How to Improve Care for Spanish-Speaking Patients

Healthwise Communications Team

A Spanish-speaking patient converses with a doctor


Eddie’s dad had died from skin cancer, so Eddie was cautious about his skin. He worked on the grounds crew for a local golf course, which meant he was out in the sun a lot—and last summer when a spot on his shoulder started to itch and bleed, Eddie decided to see a doctor. Since Eddie spoke very little English, his daughter helped him schedule an appointment at the local community clinic.

Like Eddie, the doctor was concerned the spot could be melanoma, so he performed a biopsy and scheduled a follow-up appointment. Two weeks later, Eddie returned to the clinic for his diagnosis. The clinic’s interpreter wasn’t available that day, so the doctor, in his limited Spanish, tried to give Eddie the news. The spot was called a seborrheic keratosis and Eddie didn’t need to do anything about it. But Eddie heard, “There’s nothing you can do about it.” He was stunned. What was this oddly named spot, and was it dangerous?

After the appointment, Eddie sat in his truck in the parking lot mulling over the questions he wished he had asked. Then, he saw that his doctor had sent him patient education on seborrheic keratosis. Eddie tapped the link that led to his patient portal. Once there, he noticed a setting that read “Site Language/Idioma del Sito,” and sure enough, it changed the entire user interface to Spanish. Eddie easily navigated to the Spanish-language education his doctor had shared. There, he learned that his seborrheic keratosis was harmless. He breathed a sigh of relief.

Spanish Speakers Face Healthcare Barriers

Spanish is the most common non-English language spoken in the United States. The U.S. has the second-largest population of Spanish speakers in the world (after Mexico)—and by 2050, one in three people in the U.S. will speak Spanish.

Unfortunately, this group also faces healthcare inequities. One June 2022 study found that overall, Hispanic Americans are less likely than other Americans to have health insurance and get preventative care. On top of that, the study found that a major reason 44% of Hispanics in the U.S. have worse health outcomes compared to other U.S. adults is due to communication problems related to language or cultural differences when navigating the healthcare system.

Not only do language and cultural barriers prevent patients from getting care, but they also make it hard for Spanish-speaking caregivers. Recent studies show that for Spanish-speaking parents, language-specific barriers can negatively impact their children’s health. Native-language health information lets parents focus on what’s important: their children.

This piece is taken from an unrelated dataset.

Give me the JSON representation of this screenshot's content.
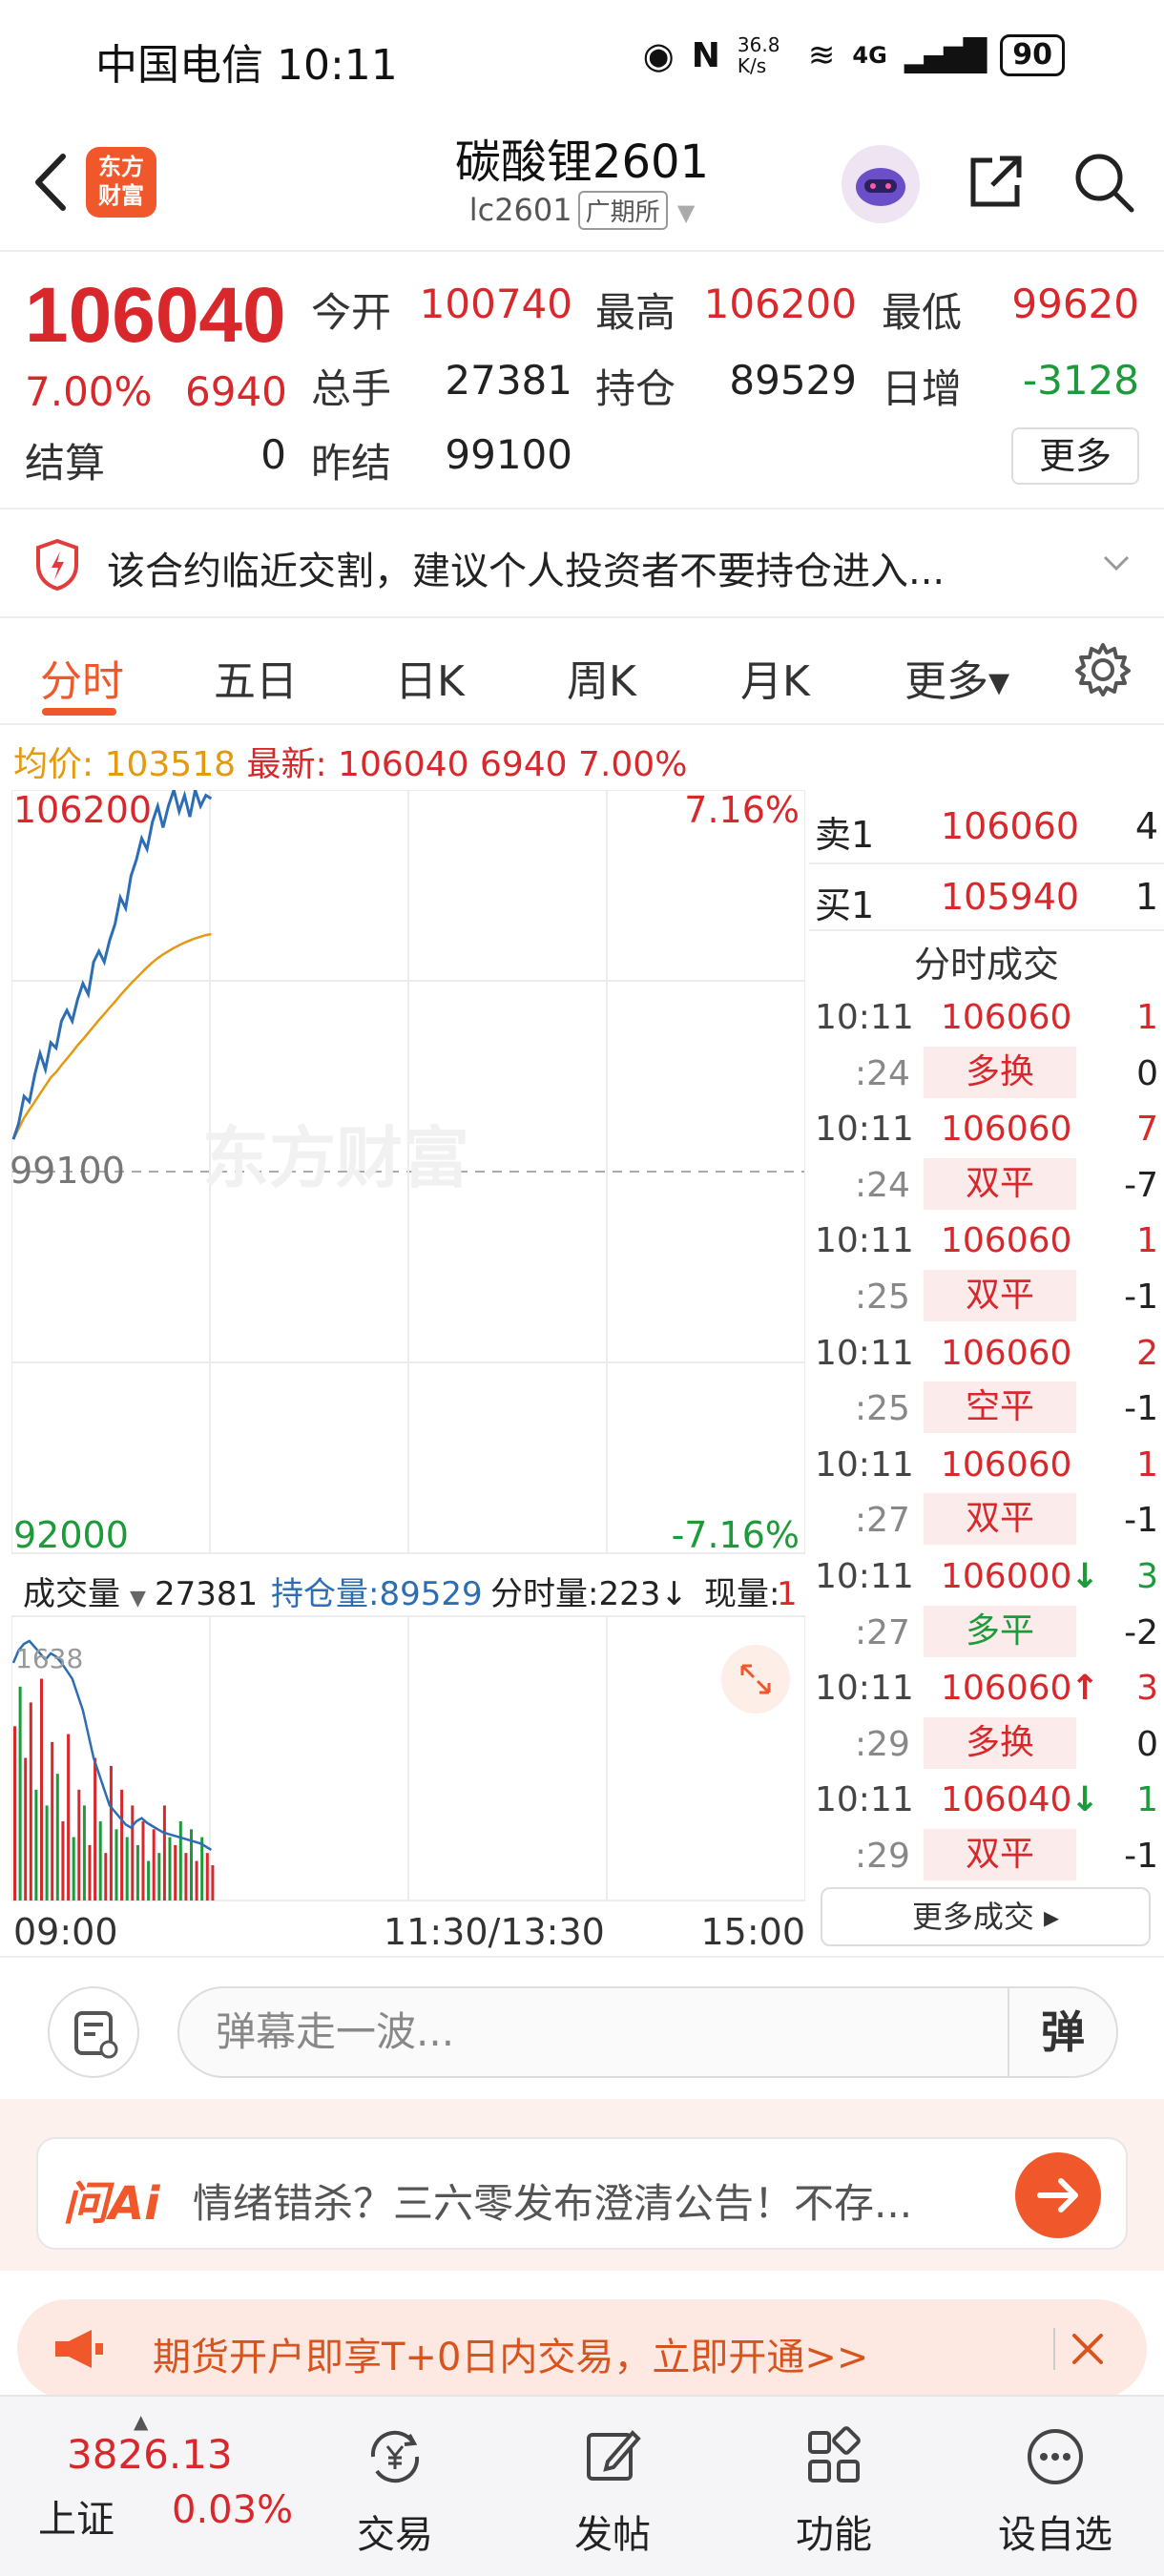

Lots of people are in Eddie’s shoes. Some doctors and nurses may know some Spanish, but medical conditions come with many nuances. For example, a doctor may be able to ask in English if chest pain is a pressure, a deep pain, or a sharp pain. But if the doctor doesn’t know all those words in Spanish, getting a clear picture of a patient’s symptoms can be a problem. And interpreters aren’t always available to help.

A parent and children review health education in Spanish on a cell phone


The Complete Patient Education Experience in Spanish

What are we doing to meet the Spanish-speaking population’s needs? First, all our health education is available in both English and Spanish. (Some of our most used content is also available in 17 other languages.) And it’s all translated by humans. Human translation ensures accuracy, preserves all the important medical nuance, and is sensitive to cultural norms.

Spanish language education is a start, but making sure Spanish speakers can easily access the education is important too. In Healthwise® Advise for Epic, patients can change not just the health education language to Spanish, but they can change the entire user interface to Spanish as well. This means the patient’s entire education environment—from menus to health education to logout options—changes to Spanish with just the click of a button. Since Epic also offers MyChart in Spanish, patients can now have an entirely immersive Spanish-language patient portal experience.